Hammer-ons and pull-offs are easy ‘ukulele techniques to add speed and changes in tone to your playing.
To play a hammer-on, pick a note and then ram another finger on a note above it. Don’t pick the second note. For example: 2h3 (the h means hammer-on) – pick the second fret then hammer-on to the third. You can only use as many hammer-ons as you have sustain (or you have to slam your finger on hard enough to make the string ring again). So you couldn’t hammer-on a note then rest, then hammer-on another note if the first note stopped ringing before you could hammer the second. This takes some finger strength, so don’t get discouraged if you have a case of “wimpy fingers”, just keep trying and you will eventually get it.
Pulling-off is the exact opposite of hammering-on. Pick a fretted note then pull (or push) your finger off the note up or down parallel to the frets to sound the note behind it (fretted or not). Don’t pick the second note. For example: 3p2 (the p means pull-off) – pick the third fret then pull-off to the second.
Hammer-on and pull-off combos:
You can do combos of the two techniques and create short, fast riffs. Try hammering-on and then pulling-off on the ‘ukulele stirngs. For example: 2h3p2 – pick the second fret then hammer-on to the third then pull-off from the third to the second. Don’t pick the second and third note. Or pull-off then hammer-on a note. For example 3p2h3 – pick the third fret then pull-off to to the second and hammer back on to the third. Again don’t pick the second and third note.
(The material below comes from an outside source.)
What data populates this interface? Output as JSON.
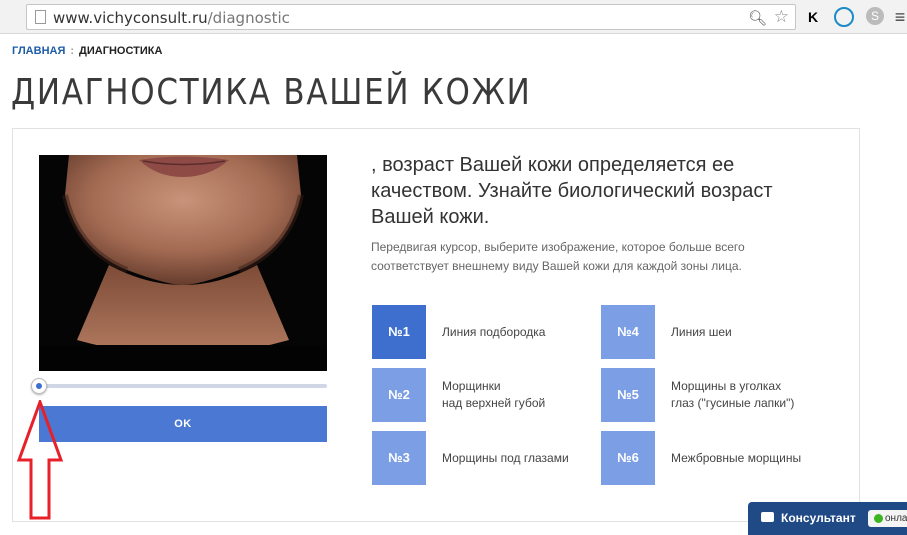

You can also hammer-on or pull-off more than one note. Try double hammer-ons (2h3h5 – Double Hammer On MP3) or double pull-offs (5p3p2 – Double Pull Offs MP3 – Santana uses this a lot with a bend at the end).